The Trump administration scored a partial victory Monday, with the Supreme Court agreeing to implement part of the president’s controversial travel ban.
In its unsigned opinion, the justices lifted an injunction on part of the order, while committing to resolve the rest in autumn.
Under the new Supreme Court dictate, the United States will be able to bar immigration and limit visas to persons who have no established ties or business in the United States. The decision would not affect visitors and tourists seeking to attend universities, visit family members, accept job offers, or continue working after a hiatus abroad. However, would-be migrants with no bona fide relationships with any businesses, individuals, or entities on American soil could be barred from entry.
The big question which the Supreme Court left unanswered is how much impunity the State Department, ICE, and other federal agencies will have in determining which individuals should be barred from admittance.
Donald Trump’s second travel ban’s ultimate intent was to place an injunction on all immigration from six Muslim-majority countries, citing risk to national security.
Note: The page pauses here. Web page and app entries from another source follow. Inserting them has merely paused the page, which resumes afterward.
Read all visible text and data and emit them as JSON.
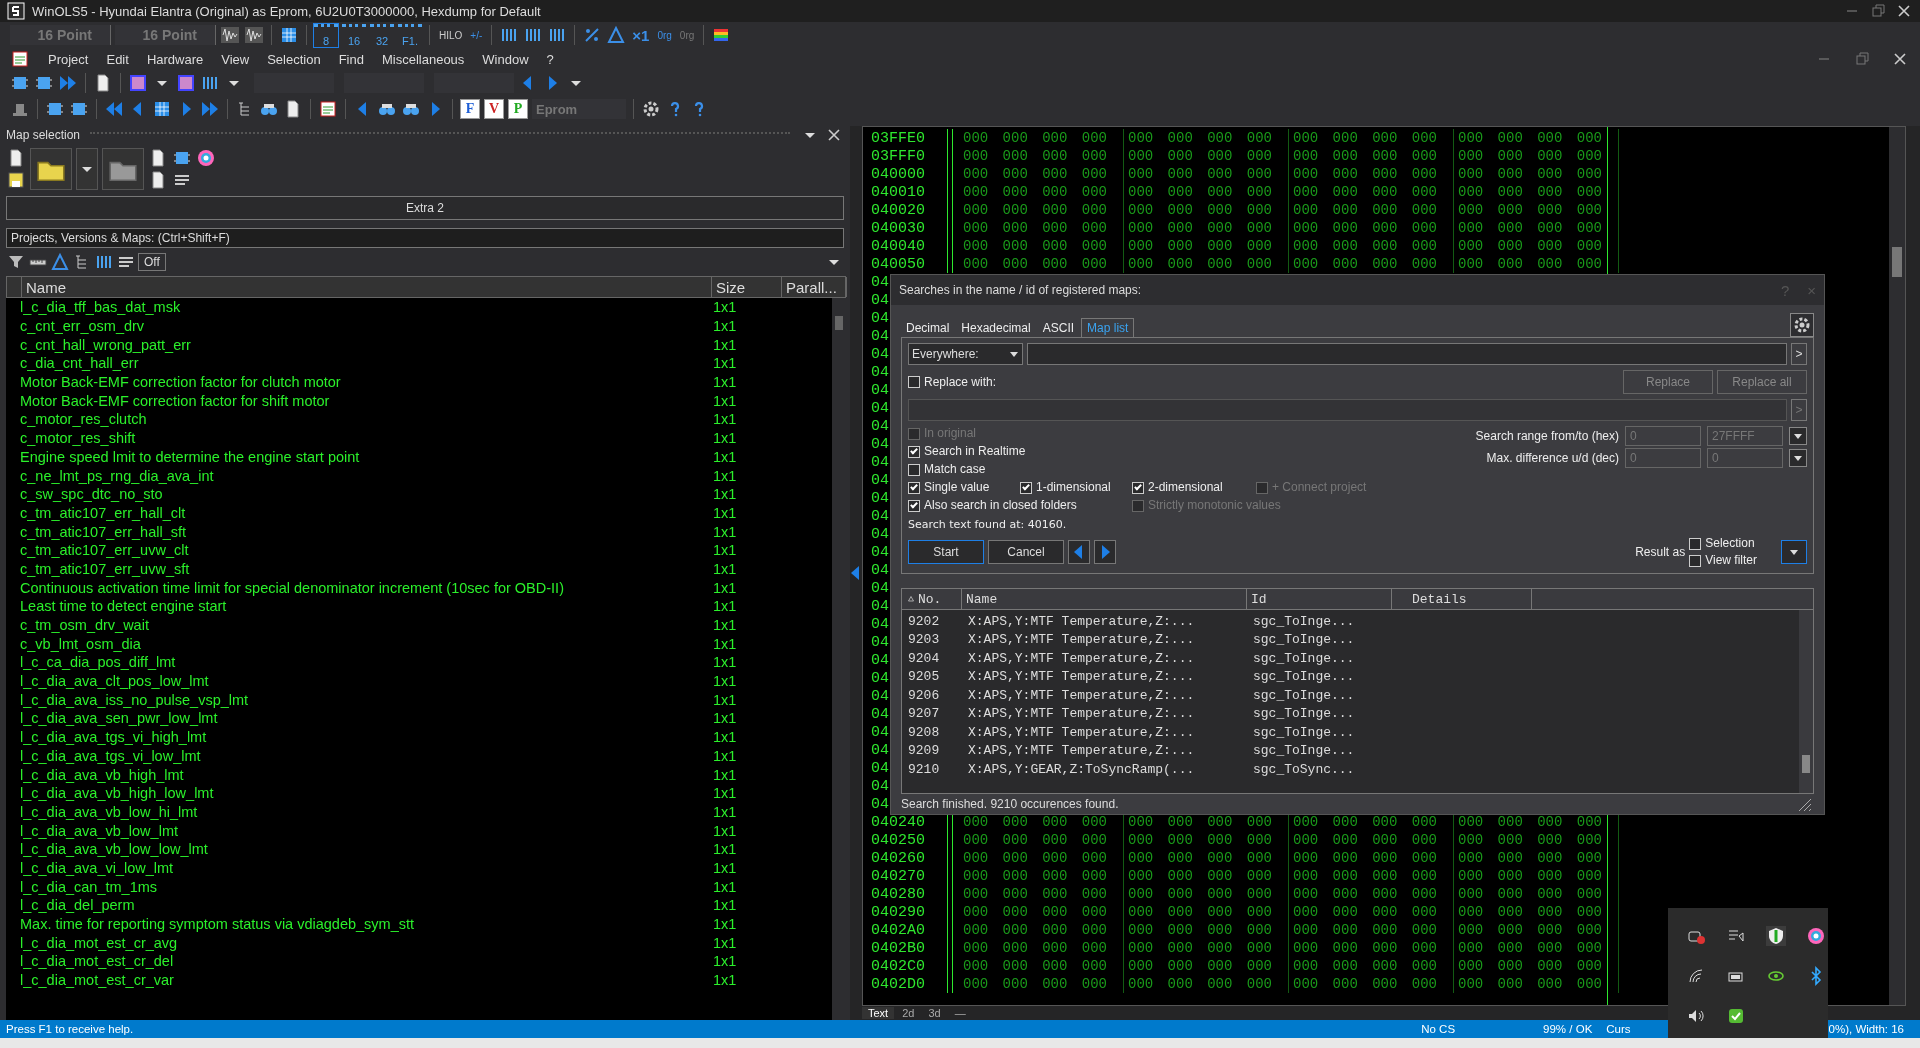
{
  "window": {
    "title": "WinOLS5 - Hyundai Elantra (Original) as Eprom, 6U2U0T3000000, Hexdump for Default"
  },
  "toolbar_top": {
    "font_fields": [
      "16 Point",
      "16 Point"
    ],
    "bit_labels": [
      "8",
      "16",
      "32",
      "F1."
    ],
    "order_label": "HILO",
    "sign_label": "+/-",
    "factor_label": "×1",
    "origin_labels": [
      "0rg",
      "0rg"
    ]
  },
  "menu": [
    "Project",
    "Edit",
    "Hardware",
    "View",
    "Selection",
    "Find",
    "Miscellaneous",
    "Window",
    "?"
  ],
  "toolbar_bottom": {
    "letter_buttons": [
      "F",
      "V",
      "P"
    ],
    "eprom_field": "Eprom"
  },
  "map_panel": {
    "title": "Map selection",
    "extra_button": "Extra 2",
    "filter": "Projects, Versions & Maps:  (Ctrl+Shift+F)",
    "off_button": "Off",
    "columns": [
      "Name",
      "Size",
      "Parall..."
    ],
    "rows": [
      {
        "name": "l_c_dia_tff_bas_dat_msk",
        "size": "1x1"
      },
      {
        "name": "c_cnt_err_osm_drv",
        "size": "1x1"
      },
      {
        "name": "c_cnt_hall_wrong_patt_err",
        "size": "1x1"
      },
      {
        "name": "c_dia_cnt_hall_err",
        "size": "1x1"
      },
      {
        "name": "Motor Back-EMF correction factor for clutch motor",
        "size": "1x1"
      },
      {
        "name": "Motor Back-EMF correction factor for shift motor",
        "size": "1x1"
      },
      {
        "name": "c_motor_res_clutch",
        "size": "1x1"
      },
      {
        "name": "c_motor_res_shift",
        "size": "1x1"
      },
      {
        "name": "Engine speed lmit to determine the engine start point",
        "size": "1x1"
      },
      {
        "name": "c_ne_lmt_ps_rng_dia_ava_int",
        "size": "1x1"
      },
      {
        "name": "c_sw_spc_dtc_no_sto",
        "size": "1x1"
      },
      {
        "name": "c_tm_atic107_err_hall_clt",
        "size": "1x1"
      },
      {
        "name": "c_tm_atic107_err_hall_sft",
        "size": "1x1"
      },
      {
        "name": "c_tm_atic107_err_uvw_clt",
        "size": "1x1"
      },
      {
        "name": "c_tm_atic107_err_uvw_sft",
        "size": "1x1"
      },
      {
        "name": "Continuous activation time limit for special denominator increment (10sec for OBD-II)",
        "size": "1x1"
      },
      {
        "name": "Least time to detect engine start",
        "size": "1x1"
      },
      {
        "name": "c_tm_osm_drv_wait",
        "size": "1x1"
      },
      {
        "name": "c_vb_lmt_osm_dia",
        "size": "1x1"
      },
      {
        "name": "l_c_ca_dia_pos_diff_lmt",
        "size": "1x1"
      },
      {
        "name": "l_c_dia_ava_clt_pos_low_lmt",
        "size": "1x1"
      },
      {
        "name": "l_c_dia_ava_iss_no_pulse_vsp_lmt",
        "size": "1x1"
      },
      {
        "name": "l_c_dia_ava_sen_pwr_low_lmt",
        "size": "1x1"
      },
      {
        "name": "l_c_dia_ava_tgs_vi_high_lmt",
        "size": "1x1"
      },
      {
        "name": "l_c_dia_ava_tgs_vi_low_lmt",
        "size": "1x1"
      },
      {
        "name": "l_c_dia_ava_vb_high_lmt",
        "size": "1x1"
      },
      {
        "name": "l_c_dia_ava_vb_high_low_lmt",
        "size": "1x1"
      },
      {
        "name": "l_c_dia_ava_vb_low_hi_lmt",
        "size": "1x1"
      },
      {
        "name": "l_c_dia_ava_vb_low_lmt",
        "size": "1x1"
      },
      {
        "name": "l_c_dia_ava_vb_low_low_lmt",
        "size": "1x1"
      },
      {
        "name": "l_c_dia_ava_vi_low_lmt",
        "size": "1x1"
      },
      {
        "name": "l_c_dia_can_tm_1ms",
        "size": "1x1"
      },
      {
        "name": "l_c_dia_del_perm",
        "size": "1x1"
      },
      {
        "name": "Max. time for reporting symptom status via vdiagdeb_sym_stt",
        "size": "1x1"
      },
      {
        "name": "l_c_dia_mot_est_cr_avg",
        "size": "1x1"
      },
      {
        "name": "l_c_dia_mot_est_cr_del",
        "size": "1x1"
      },
      {
        "name": "l_c_dia_mot_est_cr_var",
        "size": "1x1"
      }
    ]
  },
  "hexdump": {
    "rows": [
      {
        "address": "03FFE0",
        "groups": [
          "000 000 000 000",
          "000 000 000 000",
          "000 000 000 000",
          "000 000 000 000"
        ]
      },
      {
        "address": "03FFF0",
        "groups": [
          "000 000 000 000",
          "000 000 000 000",
          "000 000 000 000",
          "000 000 000 000"
        ]
      },
      {
        "address": "040000",
        "groups": [
          "000 000 000 000",
          "000 000 000 000",
          "000 000 000 000",
          "000 000 000 000"
        ]
      },
      {
        "address": "040010",
        "groups": [
          "000 000 000 000",
          "000 000 000 000",
          "000 000 000 000",
          "000 000 000 000"
        ]
      },
      {
        "address": "040020",
        "groups": [
          "000 000 000 000",
          "000 000 000 000",
          "000 000 000 000",
          "000 000 000 000"
        ]
      },
      {
        "address": "040030",
        "groups": [
          "000 000 000 000",
          "000 000 000 000",
          "000 000 000 000",
          "000 000 000 000"
        ]
      },
      {
        "address": "040040",
        "groups": [
          "000 000 000 000",
          "000 000 000 000",
          "000 000 000 000",
          "000 000 000 000"
        ]
      },
      {
        "address": "040050",
        "groups": [
          "000 000 000 000",
          "000 000 000 000",
          "000 000 000 000",
          "000 000 000 000"
        ]
      },
      {
        "address": "04"
      },
      {
        "address": "04"
      },
      {
        "address": "04"
      },
      {
        "address": "04"
      },
      {
        "address": "04"
      },
      {
        "address": "04"
      },
      {
        "address": "04"
      },
      {
        "address": "04"
      },
      {
        "address": "04"
      },
      {
        "address": "04"
      },
      {
        "address": "04"
      },
      {
        "address": "04"
      },
      {
        "address": "04"
      },
      {
        "address": "04"
      },
      {
        "address": "04"
      },
      {
        "address": "04"
      },
      {
        "address": "04"
      },
      {
        "address": "04"
      },
      {
        "address": "04"
      },
      {
        "address": "04"
      },
      {
        "address": "04"
      },
      {
        "address": "04"
      },
      {
        "address": "04"
      },
      {
        "address": "04"
      },
      {
        "address": "04"
      },
      {
        "address": "04"
      },
      {
        "address": "04"
      },
      {
        "address": "04"
      },
      {
        "address": "04"
      },
      {
        "address": "04"
      },
      {
        "address": "040240",
        "groups": [
          "000 000 000 000",
          "000 000 000 000",
          "000 000 000 000",
          "000 000 000 000"
        ]
      },
      {
        "address": "040250",
        "groups": [
          "000 000 000 000",
          "000 000 000 000",
          "000 000 000 000",
          "000 000 000 000"
        ]
      },
      {
        "address": "040260",
        "groups": [
          "000 000 000 000",
          "000 000 000 000",
          "000 000 000 000",
          "000 000 000 000"
        ]
      },
      {
        "address": "040270",
        "groups": [
          "000 000 000 000",
          "000 000 000 000",
          "000 000 000 000",
          "000 000 000 000"
        ]
      },
      {
        "address": "040280",
        "groups": [
          "000 000 000 000",
          "000 000 000 000",
          "000 000 000 000",
          "000 000 000 000"
        ]
      },
      {
        "address": "040290",
        "groups": [
          "000 000 000 000",
          "000 000 000 000",
          "000 000 000 000",
          "000 000 000 000"
        ]
      },
      {
        "address": "0402A0",
        "groups": [
          "000 000 000 000",
          "000 000 000 000",
          "000 000 000 000",
          "000 000 000 000"
        ]
      },
      {
        "address": "0402B0",
        "groups": [
          "000 000 000 000",
          "000 000 000 000",
          "000 000 000 000",
          "000 000 000 000"
        ]
      },
      {
        "address": "0402C0",
        "groups": [
          "000 000 000 000",
          "000 000 000 000",
          "000 000 000 000",
          "000 000 000 000"
        ]
      },
      {
        "address": "0402D0",
        "groups": [
          "000 000 000 000",
          "000 000 000 000",
          "000 000 000 000",
          "000 000 000 000"
        ]
      }
    ],
    "tabs": [
      {
        "label": "Text",
        "selected": true
      },
      {
        "label": "2d",
        "selected": false
      },
      {
        "label": "3d",
        "selected": false
      },
      {
        "label": "—",
        "selected": false
      }
    ]
  },
  "dialog": {
    "title": "Searches in the name / id of registered maps:",
    "help_glyph": "?",
    "close_glyph": "×",
    "tabs": [
      {
        "label": "Decimal",
        "selected": false
      },
      {
        "label": "Hexadecimal",
        "selected": false
      },
      {
        "label": "ASCII",
        "selected": false
      },
      {
        "label": "Map list",
        "selected": true
      }
    ],
    "scope": "Everywhere:",
    "go_glyph": ">",
    "replace": {
      "label": "Replace with:",
      "checked": false
    },
    "replace_buttons": [
      {
        "label": "Replace",
        "disabled": true
      },
      {
        "label": "Replace all",
        "disabled": true
      }
    ],
    "option_rows": [
      [
        {
          "label": "In original",
          "checked": false,
          "disabled": true
        }
      ],
      [
        {
          "label": "Search in Realtime",
          "checked": true,
          "disabled": false
        }
      ],
      [
        {
          "label": "Match case",
          "checked": false,
          "disabled": false
        }
      ],
      [
        {
          "label": "Single value",
          "checked": true,
          "disabled": false
        },
        {
          "label": "1-dimensional",
          "checked": true,
          "disabled": false
        },
        {
          "label": "2-dimensional",
          "checked": true,
          "disabled": false
        },
        {
          "label": "+ Connect project",
          "checked": false,
          "disabled": true
        }
      ],
      [
        {
          "label": "Also search in closed folders",
          "checked": true,
          "disabled": false
        },
        {
          "label": "Strictly monotonic values",
          "checked": false,
          "disabled": true
        }
      ]
    ],
    "ranges": [
      {
        "label": "Search range from/to (hex)",
        "from": "0",
        "to": "27FFFF"
      },
      {
        "label": "Max. difference u/d (dec)",
        "from": "0",
        "to": "0"
      }
    ],
    "found_text": "Search text found at: 40160.",
    "buttons": [
      {
        "label": "Start",
        "selected": true
      },
      {
        "label": "Cancel",
        "selected": false
      }
    ],
    "result_as": {
      "label": "Result as",
      "options": [
        {
          "label": "Selection",
          "checked": false
        },
        {
          "label": "View filter",
          "checked": false
        }
      ]
    },
    "results": {
      "columns": [
        "No.",
        "Name",
        "Id",
        "Details"
      ],
      "rows": [
        {
          "no": "9202",
          "name": "X:APS,Y:MTF Temperature,Z:...",
          "id": "sgc_ToInge..."
        },
        {
          "no": "9203",
          "name": "X:APS,Y:MTF Temperature,Z:...",
          "id": "sgc_ToInge..."
        },
        {
          "no": "9204",
          "name": "X:APS,Y:MTF Temperature,Z:...",
          "id": "sgc_ToInge..."
        },
        {
          "no": "9205",
          "name": "X:APS,Y:MTF Temperature,Z:...",
          "id": "sgc_ToInge..."
        },
        {
          "no": "9206",
          "name": "X:APS,Y:MTF Temperature,Z:...",
          "id": "sgc_ToInge..."
        },
        {
          "no": "9207",
          "name": "X:APS,Y:MTF Temperature,Z:...",
          "id": "sgc_ToInge..."
        },
        {
          "no": "9208",
          "name": "X:APS,Y:MTF Temperature,Z:...",
          "id": "sgc_ToInge..."
        },
        {
          "no": "9209",
          "name": "X:APS,Y:MTF Temperature,Z:...",
          "id": "sgc_ToInge..."
        },
        {
          "no": "9210",
          "name": "X:APS,Y:GEAR,Z:ToSyncRamp(...",
          "id": "sgc_ToSync..."
        }
      ]
    },
    "status": "Search finished. 9210 occurences found."
  },
  "status_bar": {
    "help": "Press F1 to receive help.",
    "checksum": "No CS",
    "state": "99% / OK",
    "cursor": "Curs",
    "width": "0%), Width: 16"
  }
}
The administration branded the nations as state sponsors of terror.
The exact wording provided in the Supreme Court ruling is as follows:
“In practical terms, this means that §2(c) may not be enforced against foreign nationals who have a credible claim of a bona fide relationship with any person or entity in the United States. All other foreign nationals are subject to the provisions of EO—2.”
CNN claims the last line is crucial, in that it allows a significant portion of the travel ban to become immediately effective.
Some predictions indicate that the political make-up of the Supreme Court, coupled with the recent ruling, suggest that justices may uphold the executive order in its entirety come autumn.
The Supreme Court’s opinion was the first victory the Trump administration has managed to secure since the president signed the first executive order in January. The action was almost immediately stalled by a series of lower court maneuvers, before being scrapped and replaced later in the year.
Trump’s second travel ban, which made several concessions to would-be migrants and knocked Iraq off the list of excluded nations, faced at first what appeared to be a similar fate – a U.S. District Court in Hawaii ordered an injunction on the order, which was later upheld.
The president himself was pleased with the ruling, saying in a statement, “Today’s unanimous Supreme Court decision is a clear victory for our national security. It allows the travel suspension for the six terror-prone countries and the refugee suspension to become largely effective.”